Officials with the Jacksonville Housing Authority gathered Friday to celebrate the opening of a new low-income housing development.
A longtime fixture of Jacksonville Beach, the Waves used to house 67 families. Now, after two years and more than $30 million in investments, it can house 127 families across multiple buildings near the waterfront. Most units have two to three bedrooms
“We have had the Housing Authority area here in the beaches for over 60 years, and the buildings were very old and outdated, and they really stood out, and not in a positive way,” said Jacksonville Beach Mayor Chris Hoffman. “So when the Jacksonville Housing Authority decided to focus on this as a project to build the new units and rehab the old units, we were thrilled.”
JHA Interim CEO Dwayne Alexander said the new buildings “changed the landscape” for low-income housing in Jacksonville Beach.
“In most cities, low-income housing units have outlived their life expectancy,” Alexander said. “Here, this site was 60-years-old. The plumbing system was antiquated, the electrical system was antiquated. So we had the opportunity, along with Vestcor, our developer, to put a beautiful development here.”
Families who used to live in the Waves buildings before the redevelopment will be at the top of the list for units in the new buildings, Alexander said. But the need for low-income housing dramatically outstrips supply, he added, especially since the pandemic.
“Prior to this, we had every bit of 5,000 people on our waiting list. Now, we have about 15,000 on our public housing waiting list.”
A separate waiting list exists for Section 8 housing vouchers, which allow low-income families to seek subsidized housing at most rental properties on the open market. When JHA opened the waiting list to new applicants on February 8, Alexander said about 10,000 people applied.
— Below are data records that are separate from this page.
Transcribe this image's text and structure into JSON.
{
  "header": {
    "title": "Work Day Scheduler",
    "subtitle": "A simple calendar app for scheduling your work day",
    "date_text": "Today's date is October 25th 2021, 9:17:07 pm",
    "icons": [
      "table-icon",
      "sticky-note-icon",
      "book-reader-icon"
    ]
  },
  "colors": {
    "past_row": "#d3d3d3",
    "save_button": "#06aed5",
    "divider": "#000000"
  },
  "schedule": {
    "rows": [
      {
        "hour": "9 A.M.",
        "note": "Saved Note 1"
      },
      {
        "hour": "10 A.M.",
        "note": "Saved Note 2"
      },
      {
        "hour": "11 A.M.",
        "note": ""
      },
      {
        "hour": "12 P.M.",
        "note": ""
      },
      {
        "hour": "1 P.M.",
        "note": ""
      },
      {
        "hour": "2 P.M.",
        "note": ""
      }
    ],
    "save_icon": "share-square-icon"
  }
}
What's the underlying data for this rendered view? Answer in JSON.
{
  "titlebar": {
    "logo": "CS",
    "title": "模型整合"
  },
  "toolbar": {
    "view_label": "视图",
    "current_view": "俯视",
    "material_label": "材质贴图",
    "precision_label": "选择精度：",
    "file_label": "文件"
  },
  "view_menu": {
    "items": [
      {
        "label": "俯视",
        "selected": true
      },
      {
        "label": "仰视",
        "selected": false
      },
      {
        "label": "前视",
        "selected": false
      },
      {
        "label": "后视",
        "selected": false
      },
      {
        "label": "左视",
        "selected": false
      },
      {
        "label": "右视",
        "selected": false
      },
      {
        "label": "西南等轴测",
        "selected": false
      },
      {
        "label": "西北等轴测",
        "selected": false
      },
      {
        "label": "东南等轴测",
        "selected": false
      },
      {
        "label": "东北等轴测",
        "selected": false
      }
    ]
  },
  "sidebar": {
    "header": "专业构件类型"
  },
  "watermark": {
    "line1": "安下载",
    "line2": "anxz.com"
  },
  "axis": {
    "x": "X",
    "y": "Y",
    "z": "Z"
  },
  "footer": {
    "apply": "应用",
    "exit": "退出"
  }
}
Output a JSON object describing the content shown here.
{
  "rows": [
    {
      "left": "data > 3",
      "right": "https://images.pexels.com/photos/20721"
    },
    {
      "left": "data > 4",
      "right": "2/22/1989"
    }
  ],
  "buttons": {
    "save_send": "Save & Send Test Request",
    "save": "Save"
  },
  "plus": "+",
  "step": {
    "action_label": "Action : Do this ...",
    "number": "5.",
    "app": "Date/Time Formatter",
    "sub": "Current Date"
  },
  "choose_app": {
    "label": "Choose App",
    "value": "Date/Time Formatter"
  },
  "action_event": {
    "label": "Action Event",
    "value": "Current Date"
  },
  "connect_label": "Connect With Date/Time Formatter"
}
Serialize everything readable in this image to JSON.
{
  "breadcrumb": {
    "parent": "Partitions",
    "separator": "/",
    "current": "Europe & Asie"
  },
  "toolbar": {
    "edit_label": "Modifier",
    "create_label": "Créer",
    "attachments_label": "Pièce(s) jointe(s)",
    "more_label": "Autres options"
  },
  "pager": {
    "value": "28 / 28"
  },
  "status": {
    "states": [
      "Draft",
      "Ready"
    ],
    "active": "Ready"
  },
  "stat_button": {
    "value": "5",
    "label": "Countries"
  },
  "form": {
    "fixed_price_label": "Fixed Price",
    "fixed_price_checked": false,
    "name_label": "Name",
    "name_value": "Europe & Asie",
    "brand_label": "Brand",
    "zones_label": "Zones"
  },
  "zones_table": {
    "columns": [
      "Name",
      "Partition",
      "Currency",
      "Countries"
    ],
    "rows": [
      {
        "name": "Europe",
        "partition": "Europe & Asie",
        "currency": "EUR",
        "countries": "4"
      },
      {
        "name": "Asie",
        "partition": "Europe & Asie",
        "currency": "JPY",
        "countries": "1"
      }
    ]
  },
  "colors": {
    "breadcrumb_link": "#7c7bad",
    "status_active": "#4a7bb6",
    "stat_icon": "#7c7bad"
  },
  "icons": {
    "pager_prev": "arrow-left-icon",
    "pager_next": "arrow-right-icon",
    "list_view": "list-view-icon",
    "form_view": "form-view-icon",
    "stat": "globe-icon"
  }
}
According to its website, JHA manages 2,881 low-income housing units and 7,868 vouchers.
Contact Sydney Boles at firstname.lastname@example.org, or on Twitter at @sydneyboles.